:: MATERIAL TO PROCESS ::
>>

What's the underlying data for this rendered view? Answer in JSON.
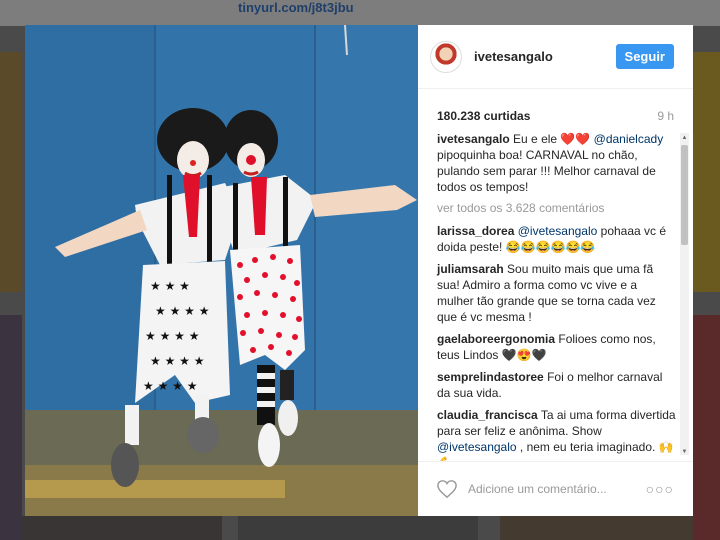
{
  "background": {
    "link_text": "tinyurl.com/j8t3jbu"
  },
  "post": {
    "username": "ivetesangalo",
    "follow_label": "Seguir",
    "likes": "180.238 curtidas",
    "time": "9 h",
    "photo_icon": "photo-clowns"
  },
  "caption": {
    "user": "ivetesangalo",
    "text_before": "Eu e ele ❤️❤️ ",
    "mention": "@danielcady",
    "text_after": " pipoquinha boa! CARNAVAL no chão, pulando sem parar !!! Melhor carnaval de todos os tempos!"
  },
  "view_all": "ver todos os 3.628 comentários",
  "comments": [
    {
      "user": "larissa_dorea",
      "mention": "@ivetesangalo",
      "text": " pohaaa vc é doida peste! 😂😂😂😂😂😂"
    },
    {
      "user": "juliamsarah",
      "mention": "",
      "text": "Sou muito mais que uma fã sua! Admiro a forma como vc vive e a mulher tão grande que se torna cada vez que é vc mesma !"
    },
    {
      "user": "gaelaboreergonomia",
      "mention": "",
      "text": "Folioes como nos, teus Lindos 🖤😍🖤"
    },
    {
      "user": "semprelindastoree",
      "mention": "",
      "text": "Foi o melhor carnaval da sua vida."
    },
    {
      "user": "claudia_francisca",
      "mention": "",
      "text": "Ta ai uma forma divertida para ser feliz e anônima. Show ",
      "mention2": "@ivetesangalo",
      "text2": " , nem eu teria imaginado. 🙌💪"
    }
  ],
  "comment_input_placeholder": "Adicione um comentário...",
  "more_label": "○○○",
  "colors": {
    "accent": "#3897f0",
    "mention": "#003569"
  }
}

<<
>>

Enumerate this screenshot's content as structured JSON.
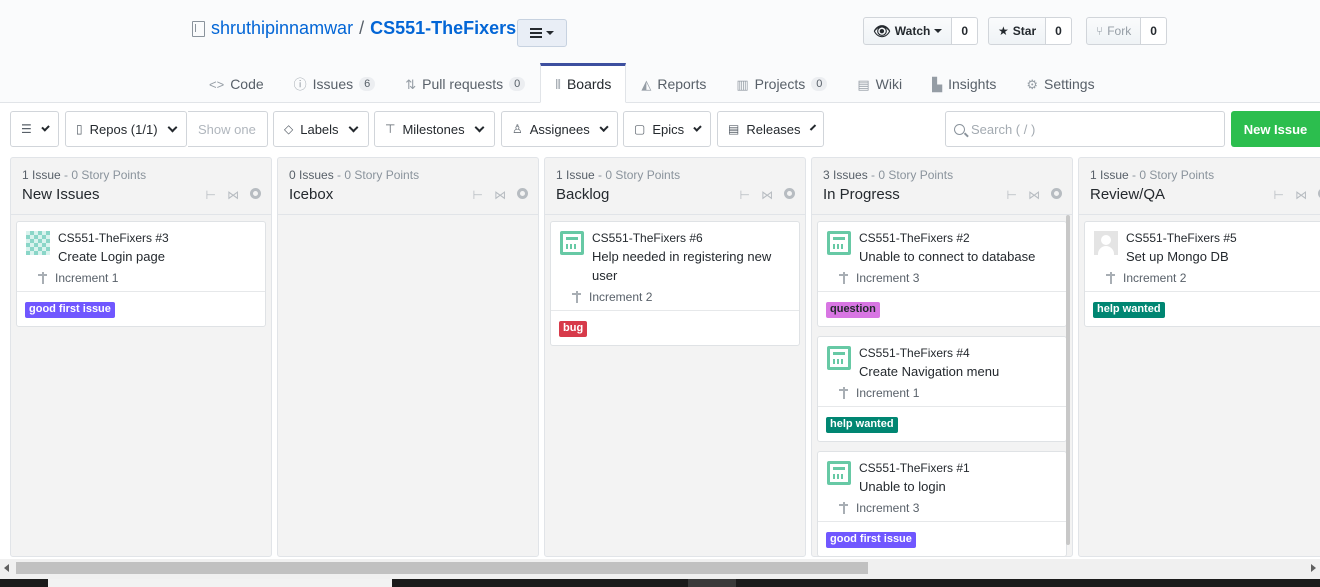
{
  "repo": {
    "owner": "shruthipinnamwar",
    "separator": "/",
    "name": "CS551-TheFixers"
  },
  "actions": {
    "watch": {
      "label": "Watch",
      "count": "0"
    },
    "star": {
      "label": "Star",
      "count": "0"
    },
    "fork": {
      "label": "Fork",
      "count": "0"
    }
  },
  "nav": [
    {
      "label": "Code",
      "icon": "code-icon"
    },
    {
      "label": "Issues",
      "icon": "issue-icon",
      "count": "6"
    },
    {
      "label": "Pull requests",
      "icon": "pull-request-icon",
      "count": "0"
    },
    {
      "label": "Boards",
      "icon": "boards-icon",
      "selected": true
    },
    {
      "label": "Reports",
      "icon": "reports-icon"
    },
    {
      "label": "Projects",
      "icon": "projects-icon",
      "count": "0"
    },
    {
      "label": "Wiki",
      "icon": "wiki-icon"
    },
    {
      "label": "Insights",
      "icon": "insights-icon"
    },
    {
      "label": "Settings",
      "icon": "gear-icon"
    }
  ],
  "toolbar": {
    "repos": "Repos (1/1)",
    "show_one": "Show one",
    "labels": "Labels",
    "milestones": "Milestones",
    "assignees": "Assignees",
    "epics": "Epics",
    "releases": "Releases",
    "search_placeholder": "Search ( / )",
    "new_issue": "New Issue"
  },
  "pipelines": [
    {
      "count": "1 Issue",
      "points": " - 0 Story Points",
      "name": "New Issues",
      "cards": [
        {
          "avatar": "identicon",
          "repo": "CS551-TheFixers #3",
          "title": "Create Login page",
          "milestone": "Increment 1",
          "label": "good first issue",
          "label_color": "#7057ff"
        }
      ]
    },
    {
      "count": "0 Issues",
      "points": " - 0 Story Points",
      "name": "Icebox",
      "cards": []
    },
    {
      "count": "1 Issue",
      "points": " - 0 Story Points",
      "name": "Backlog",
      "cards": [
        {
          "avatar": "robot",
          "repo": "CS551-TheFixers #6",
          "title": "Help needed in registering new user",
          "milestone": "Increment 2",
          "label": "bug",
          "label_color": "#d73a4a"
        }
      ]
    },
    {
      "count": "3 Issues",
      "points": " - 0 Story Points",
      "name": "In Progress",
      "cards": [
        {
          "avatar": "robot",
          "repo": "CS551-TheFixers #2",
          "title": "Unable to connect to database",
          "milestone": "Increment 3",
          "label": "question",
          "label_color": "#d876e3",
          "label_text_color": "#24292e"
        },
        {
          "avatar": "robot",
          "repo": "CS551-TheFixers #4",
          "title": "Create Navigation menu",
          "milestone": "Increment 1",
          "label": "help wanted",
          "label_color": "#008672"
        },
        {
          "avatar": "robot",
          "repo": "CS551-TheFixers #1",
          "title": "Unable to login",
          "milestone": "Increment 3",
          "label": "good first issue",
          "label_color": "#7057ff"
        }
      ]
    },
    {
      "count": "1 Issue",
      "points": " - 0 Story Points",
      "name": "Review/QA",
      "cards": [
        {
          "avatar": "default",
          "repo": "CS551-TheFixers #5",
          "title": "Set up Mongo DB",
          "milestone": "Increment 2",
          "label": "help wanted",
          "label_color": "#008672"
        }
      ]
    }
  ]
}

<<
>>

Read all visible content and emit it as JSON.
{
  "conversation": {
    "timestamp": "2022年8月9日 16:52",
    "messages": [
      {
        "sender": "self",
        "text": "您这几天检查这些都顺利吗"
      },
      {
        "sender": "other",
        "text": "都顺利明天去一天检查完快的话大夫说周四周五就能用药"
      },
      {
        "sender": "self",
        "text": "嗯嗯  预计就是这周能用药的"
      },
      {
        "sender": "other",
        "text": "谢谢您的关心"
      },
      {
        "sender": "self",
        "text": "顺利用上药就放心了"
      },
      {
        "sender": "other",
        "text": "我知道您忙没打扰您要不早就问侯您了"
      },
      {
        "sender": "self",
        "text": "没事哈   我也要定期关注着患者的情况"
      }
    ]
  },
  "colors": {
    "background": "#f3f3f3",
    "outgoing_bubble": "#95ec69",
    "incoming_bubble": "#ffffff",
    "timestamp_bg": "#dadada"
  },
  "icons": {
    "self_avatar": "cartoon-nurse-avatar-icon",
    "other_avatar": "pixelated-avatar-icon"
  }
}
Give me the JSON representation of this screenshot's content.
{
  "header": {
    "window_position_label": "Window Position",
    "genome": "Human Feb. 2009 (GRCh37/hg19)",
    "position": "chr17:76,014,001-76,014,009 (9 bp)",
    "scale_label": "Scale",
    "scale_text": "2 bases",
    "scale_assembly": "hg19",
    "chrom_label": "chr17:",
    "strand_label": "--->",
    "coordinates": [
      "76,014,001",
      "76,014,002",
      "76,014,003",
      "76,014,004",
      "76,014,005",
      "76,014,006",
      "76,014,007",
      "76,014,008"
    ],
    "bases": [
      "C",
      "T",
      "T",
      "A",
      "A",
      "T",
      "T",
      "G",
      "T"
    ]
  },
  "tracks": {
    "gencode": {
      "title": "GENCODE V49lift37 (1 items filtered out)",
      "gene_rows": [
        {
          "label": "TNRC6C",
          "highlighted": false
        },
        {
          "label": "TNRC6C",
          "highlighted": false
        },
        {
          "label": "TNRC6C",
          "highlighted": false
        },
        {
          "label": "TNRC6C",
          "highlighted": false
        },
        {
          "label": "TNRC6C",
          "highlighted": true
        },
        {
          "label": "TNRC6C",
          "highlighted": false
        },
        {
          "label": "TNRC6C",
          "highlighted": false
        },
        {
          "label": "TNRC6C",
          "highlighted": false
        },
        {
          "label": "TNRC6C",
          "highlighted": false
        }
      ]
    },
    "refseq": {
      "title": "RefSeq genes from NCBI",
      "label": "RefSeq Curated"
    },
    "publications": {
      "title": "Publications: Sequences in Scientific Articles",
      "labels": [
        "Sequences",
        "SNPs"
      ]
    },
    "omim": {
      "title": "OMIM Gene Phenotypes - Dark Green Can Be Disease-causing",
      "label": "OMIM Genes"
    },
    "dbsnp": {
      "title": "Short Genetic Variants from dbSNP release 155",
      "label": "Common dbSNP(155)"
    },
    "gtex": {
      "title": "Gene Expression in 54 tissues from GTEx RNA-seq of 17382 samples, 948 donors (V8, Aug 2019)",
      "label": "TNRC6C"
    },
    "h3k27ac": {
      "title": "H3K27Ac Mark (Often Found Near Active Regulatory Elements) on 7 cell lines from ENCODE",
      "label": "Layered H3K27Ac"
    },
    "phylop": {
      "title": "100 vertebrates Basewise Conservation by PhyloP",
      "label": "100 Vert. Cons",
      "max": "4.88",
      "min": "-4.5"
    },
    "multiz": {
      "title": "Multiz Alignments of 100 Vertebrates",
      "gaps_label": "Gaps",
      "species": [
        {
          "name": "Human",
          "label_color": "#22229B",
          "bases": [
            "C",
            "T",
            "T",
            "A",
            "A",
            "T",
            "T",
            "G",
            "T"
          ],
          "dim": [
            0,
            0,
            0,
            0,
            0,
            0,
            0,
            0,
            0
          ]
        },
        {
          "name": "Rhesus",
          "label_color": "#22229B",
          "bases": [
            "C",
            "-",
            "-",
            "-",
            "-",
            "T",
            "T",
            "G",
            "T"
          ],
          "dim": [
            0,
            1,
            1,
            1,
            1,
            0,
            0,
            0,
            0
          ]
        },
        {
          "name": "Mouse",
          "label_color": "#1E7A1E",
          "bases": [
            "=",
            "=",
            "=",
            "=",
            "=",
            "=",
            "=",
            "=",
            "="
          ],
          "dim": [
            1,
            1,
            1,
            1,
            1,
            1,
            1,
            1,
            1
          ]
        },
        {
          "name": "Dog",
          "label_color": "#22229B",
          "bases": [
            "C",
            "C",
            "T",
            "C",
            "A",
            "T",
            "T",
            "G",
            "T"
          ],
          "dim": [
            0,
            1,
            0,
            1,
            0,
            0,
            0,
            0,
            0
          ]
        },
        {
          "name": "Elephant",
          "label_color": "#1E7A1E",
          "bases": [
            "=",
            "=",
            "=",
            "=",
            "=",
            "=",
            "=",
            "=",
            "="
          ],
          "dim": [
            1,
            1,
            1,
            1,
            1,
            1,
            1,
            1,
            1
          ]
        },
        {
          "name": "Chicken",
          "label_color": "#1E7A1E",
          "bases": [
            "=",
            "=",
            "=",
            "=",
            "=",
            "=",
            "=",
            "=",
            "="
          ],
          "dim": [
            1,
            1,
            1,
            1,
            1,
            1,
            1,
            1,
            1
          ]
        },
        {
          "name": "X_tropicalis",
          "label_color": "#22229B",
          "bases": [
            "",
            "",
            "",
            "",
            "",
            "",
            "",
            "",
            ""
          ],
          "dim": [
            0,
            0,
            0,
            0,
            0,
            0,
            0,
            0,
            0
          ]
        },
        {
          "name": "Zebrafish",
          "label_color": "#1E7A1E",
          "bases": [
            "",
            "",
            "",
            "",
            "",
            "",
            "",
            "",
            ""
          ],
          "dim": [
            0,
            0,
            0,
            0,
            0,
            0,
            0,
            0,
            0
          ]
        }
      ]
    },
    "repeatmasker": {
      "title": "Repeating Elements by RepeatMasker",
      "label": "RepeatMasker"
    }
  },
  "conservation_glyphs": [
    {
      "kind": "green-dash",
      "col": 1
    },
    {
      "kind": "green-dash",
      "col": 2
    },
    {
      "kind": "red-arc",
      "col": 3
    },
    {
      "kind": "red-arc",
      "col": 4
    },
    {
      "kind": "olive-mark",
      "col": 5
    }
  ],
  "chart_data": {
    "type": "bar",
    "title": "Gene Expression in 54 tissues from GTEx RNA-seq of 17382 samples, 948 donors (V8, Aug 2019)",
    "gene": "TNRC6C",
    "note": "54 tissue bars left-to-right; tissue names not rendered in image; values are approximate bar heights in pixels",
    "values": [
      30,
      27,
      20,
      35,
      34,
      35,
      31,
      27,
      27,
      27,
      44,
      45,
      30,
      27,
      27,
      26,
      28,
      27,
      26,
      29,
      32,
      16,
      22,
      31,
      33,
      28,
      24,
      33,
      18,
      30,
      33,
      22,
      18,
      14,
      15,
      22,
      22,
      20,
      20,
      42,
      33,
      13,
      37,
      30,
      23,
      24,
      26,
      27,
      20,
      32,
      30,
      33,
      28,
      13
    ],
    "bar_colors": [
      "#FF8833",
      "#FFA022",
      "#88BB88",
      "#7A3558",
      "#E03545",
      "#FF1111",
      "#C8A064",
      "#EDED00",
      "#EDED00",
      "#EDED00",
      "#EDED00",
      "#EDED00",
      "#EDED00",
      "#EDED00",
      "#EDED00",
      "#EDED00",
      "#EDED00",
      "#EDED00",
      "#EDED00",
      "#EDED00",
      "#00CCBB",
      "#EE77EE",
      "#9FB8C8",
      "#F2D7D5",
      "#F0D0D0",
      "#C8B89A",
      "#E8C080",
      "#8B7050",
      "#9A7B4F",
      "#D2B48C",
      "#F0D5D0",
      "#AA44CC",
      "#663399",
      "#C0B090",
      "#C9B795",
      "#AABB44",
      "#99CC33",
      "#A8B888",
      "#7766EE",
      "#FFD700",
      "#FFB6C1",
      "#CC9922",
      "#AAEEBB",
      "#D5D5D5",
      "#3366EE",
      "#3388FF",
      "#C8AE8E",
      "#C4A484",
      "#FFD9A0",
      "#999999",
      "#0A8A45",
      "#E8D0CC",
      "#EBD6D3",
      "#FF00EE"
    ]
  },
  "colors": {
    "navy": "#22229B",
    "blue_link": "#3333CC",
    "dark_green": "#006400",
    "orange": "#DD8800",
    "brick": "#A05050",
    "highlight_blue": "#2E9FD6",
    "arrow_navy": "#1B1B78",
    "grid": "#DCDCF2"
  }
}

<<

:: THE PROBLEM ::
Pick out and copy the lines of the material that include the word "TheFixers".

:: ANSWER FOR THE TASK ::
    "name": "CS551-TheFixers"
          "repo": "CS551-TheFixers #3",
          "repo": "CS551-TheFixers #6",
          "repo": "CS551-TheFixers #2",
          "repo": "CS551-TheFixers #4",
          "repo": "CS551-TheFixers #1",
          "repo": "CS551-TheFixers #5",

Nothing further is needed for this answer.